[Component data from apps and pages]
_ _ _ _ _
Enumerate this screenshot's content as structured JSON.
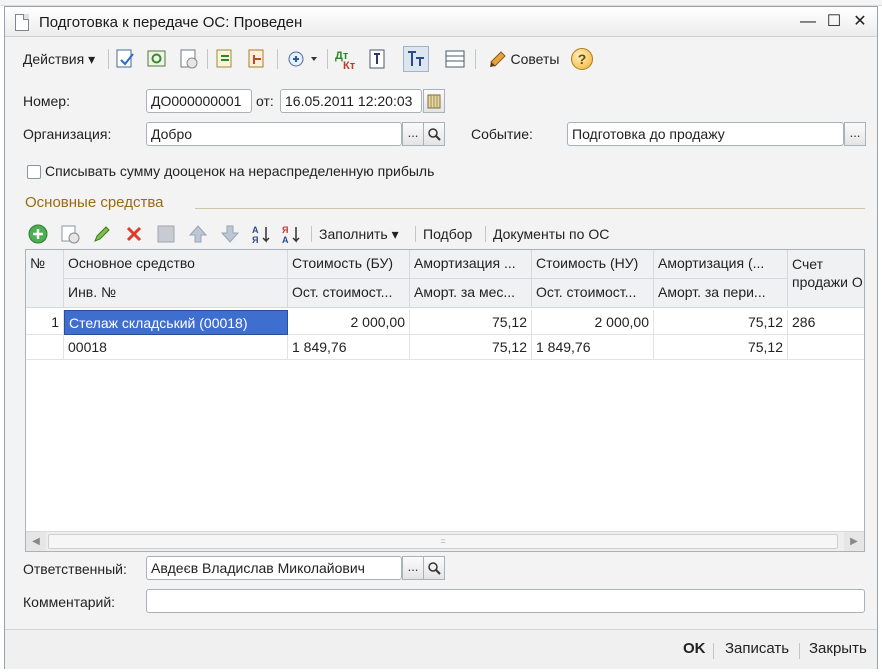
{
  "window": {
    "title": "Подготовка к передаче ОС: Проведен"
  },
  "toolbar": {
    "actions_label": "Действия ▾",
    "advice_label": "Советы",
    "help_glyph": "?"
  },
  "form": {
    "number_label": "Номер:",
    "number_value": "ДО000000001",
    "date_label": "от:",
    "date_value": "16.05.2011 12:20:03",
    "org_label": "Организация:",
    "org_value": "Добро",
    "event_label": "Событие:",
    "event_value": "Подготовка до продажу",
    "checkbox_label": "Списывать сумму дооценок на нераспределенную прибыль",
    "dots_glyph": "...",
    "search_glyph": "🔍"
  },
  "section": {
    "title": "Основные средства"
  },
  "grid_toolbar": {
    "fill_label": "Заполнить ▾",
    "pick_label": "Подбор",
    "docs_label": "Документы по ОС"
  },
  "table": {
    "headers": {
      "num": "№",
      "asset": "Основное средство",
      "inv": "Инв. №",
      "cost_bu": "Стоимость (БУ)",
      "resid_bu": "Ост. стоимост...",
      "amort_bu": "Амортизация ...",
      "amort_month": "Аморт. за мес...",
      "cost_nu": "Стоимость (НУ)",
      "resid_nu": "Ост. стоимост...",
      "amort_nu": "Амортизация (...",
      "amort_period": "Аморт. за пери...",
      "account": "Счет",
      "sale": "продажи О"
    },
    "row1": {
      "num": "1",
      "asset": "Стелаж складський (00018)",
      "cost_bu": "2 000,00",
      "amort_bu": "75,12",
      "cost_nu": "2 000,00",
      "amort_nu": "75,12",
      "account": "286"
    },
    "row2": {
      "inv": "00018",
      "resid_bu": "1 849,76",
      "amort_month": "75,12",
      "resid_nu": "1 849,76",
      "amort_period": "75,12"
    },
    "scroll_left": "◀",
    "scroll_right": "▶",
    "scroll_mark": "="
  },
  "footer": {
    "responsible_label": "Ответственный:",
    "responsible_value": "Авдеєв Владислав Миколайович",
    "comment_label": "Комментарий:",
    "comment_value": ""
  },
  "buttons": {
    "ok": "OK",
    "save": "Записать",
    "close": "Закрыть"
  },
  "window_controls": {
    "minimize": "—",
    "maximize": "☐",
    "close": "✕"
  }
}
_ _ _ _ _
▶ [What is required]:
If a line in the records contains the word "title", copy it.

▶ [Problem solution]:
    "title": "Подготовка к передаче ОС: Проведен"
    "title": "Основные средства"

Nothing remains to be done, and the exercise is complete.